“The possibility that every future takes the form of some inner black hole is very poetic but, at the same time, absolutely logical.”
“Theoretical physicists whisper, ‘Light says what spacetime is.’ Applied physicists shout, ‘Light does what spacetime says!’ Both are plausible, but you cannot argue them before the same judge, especially in the same trial.”
“Nature would respond as a hamster wheel to intergalactic trials, revealing that space travel is a meaningless concept. However, we are not trapped in a cage because, as said, our future is not outside us but inside.”
“Imagine that the counter of a clock continues ticking long after human life becomes extinct. It does not matter how many ticks it makes. Whenever equivalent complexities come into existence, their science must assign 13.800 million years to their universe.”
Live and death
“Conception and death can only be events in the third person. It is the only way to link them to a clock or a calendar. Thus, births, deaths, Big Bangs, and Big Rips are not objective points in a time arrow. Instead, they are equivalent metaphorical concepts”

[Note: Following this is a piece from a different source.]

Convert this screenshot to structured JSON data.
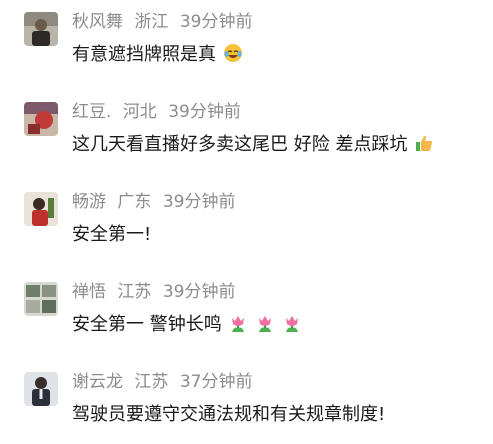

“The Earth can be a flat surface, a perfect sphere, or a geoid interacting with spacetime geodesics, depending on the context. It can also be a subjectively wrapped harmonic structure in a sizeless and timeless whole. None of these perspectives is more truthful than the others because all are metaphorical.”
An intermingled multiverse
“The idea of separate universes does not originate in physics equations but in the set or container metaphor that gave rise to modern logic and mathematics. Once we believe in objective containers and time arrows, we tend to imagine parallel or consecutive universes and despise intermingled ones.”
“Do solitons break a preexisting matter or either signal the rise and fall of a subjective material experience? Both ideas are valid metaphorical descriptions of what we see and calculate.”
“For impanders, postural experience and gravitational effects are two sides of the same coin. It is unnecessary to divide our experience into some internal and external worlds and prioritize one of them.”
“Once reinterpreted according to impansion, the empirical evidence is overwhelming. Our phenomenal experience consists of the intersubjective construction of individual bodies in relative motion plus their apparent relative distances and durations.”
“’Emergent’ is a critical word. It pertains to a scientific paradigm called emergent systems or nonlinear science. Emergence and impansion are complementary concepts. Thus, an impanded structure would see other impanded structures emerge from nowhere.”
“Impansion is compatible with a historical experience. It just dispenses history from objective time arrows.”
“Our deep contradictions about the mechanisms of evolution are entirely natural if ‘mechanism’ is just a metaphor.”
“Big Bangers are children playing cops who defend the scientific law of the fittest; impanders are children playing outlaws that believe in justice.”
“For impanders, there is no difference between perception, action, and conceptualization because there is no difference between the self and the world.”
“Metaphors create all meanings, create all similarities, and define all our reality.* After all, impansion is about what you want or need to stress, not about how things actually are.”
*Adapted from Lakoff and Johnson, Metaphors We Live By, 1980, ch. 27.
“Impansion suggests that any language we could find in the universe or invent, formal or natural, will necessarily be a wrapped or circular system of metaphorical concepts. From this perspective, science is not a heroic quest for absolute truth but a coalition of practical quests for partial, self-contained truths.”